3D printing (also known as additive manufacturing) is being hailed as a concept that can and will change our daily lives and how we do things, from packing for travel and what we wear to even how we prepare food. The automotive industry was among the earliest adopters of 3D printing technology. However, the recent explosive growth in the utilisation of 3D printing is powering an evolution in all fields, including manufacturing, aerospace, healthcare, fashion, art, and possibly replacing the kitchen microwave with a 3D food printer. This growth is attributed to advances in both materials and technology, driven by falling prices of 3D printers and other hardware.

In theory, 3D printing should be able to print any shape from any material. Common materials are plastics and paper. Other materials include metals, wood and glass. MakerBot now has new composite filaments that incorporate inner alia, iron and limestone. However, challenges remain in the 3D printing field, most notably the time it takes to print. 3D printing is still a slow process, taking hours in some cases days to print an object depending on its size and the material it is printed from. Other challenges include high costs, safety concerns, compatibility issues among different 3D printers, and software user interface complexity.

This special issue seeks research contributions that address computational, speed and material issues related to additive manufacturing, to name a few. The issue invites contributions from the engineering community, materials researchers and industry, and welcomes practice-oriented topics as well as basic research contributions.

Subject Coverage
Suitable topics include, but are not limited to, the following:

  • Speeding up 3D printing processes
  • Investigating continuous 3D printing as opposed to layer-by-layer
  • Design of better 3D printer hardware
  • Developing better 3D printer software
  • Investigating use of new materials
  • Cost-effective 3D printing technologies
  • Compelling consumer applications that can be 3D printed at home
  • Architecting user-friendly 3D printers with easy-to-use user interfaces
  • Enhancing the safety of 3D printing and its operations
  • Investigating high-volume commercial 3D printing
  • Support for multi-material printing, such as combining metals and plastics
  • Investigating bio and nano 3D printing
  • Combine 3D printing with other manufacturing methods
  • Ethical issues of using 3D printing in personalised medicine, such as printing living bone cells using stem cell research
  • Reducing energy consumption by 3D printers and making them ecofriendly
  • Investigating 3D-printed drugs
  • Investigating national security risks arising from 3D printing
  • Computational residual stress analysis in 3D printing due to heat and fluctuating
  • temperatures
  • Operation and maintenance of 3D printers
  • Investigating new innovative applications of 3D printing

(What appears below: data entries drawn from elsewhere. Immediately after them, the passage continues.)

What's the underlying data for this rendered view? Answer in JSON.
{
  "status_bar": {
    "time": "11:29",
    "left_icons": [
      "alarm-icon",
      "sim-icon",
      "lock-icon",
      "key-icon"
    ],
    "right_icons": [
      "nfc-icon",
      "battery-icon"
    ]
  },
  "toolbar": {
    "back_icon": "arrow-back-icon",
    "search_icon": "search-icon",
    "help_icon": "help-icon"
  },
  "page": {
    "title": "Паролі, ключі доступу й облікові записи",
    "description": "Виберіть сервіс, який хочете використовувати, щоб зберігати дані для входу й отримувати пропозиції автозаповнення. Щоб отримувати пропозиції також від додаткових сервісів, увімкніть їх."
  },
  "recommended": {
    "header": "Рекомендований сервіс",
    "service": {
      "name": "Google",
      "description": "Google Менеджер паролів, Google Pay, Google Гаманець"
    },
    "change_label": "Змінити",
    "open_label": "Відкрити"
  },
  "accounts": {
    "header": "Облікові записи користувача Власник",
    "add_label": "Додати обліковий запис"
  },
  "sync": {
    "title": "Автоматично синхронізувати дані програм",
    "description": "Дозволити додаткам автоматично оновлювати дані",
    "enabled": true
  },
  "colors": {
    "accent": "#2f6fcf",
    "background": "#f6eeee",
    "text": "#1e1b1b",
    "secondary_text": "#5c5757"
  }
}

Notes for Prospective Authors

Submitted papers should not have been previously published nor be currently under consideration for publication elsewhere. (N.B. Conference papers may only be submitted if the paper has been completely re-written and if appropriate written permissions have been obtained from any copyright holders of the original paper).

All papers are refereed through a peer review process.

All papers must be submitted online. To submit a paper, please read our Submitting articles page.

Important Dates

Submission deadline: 31 October, 2016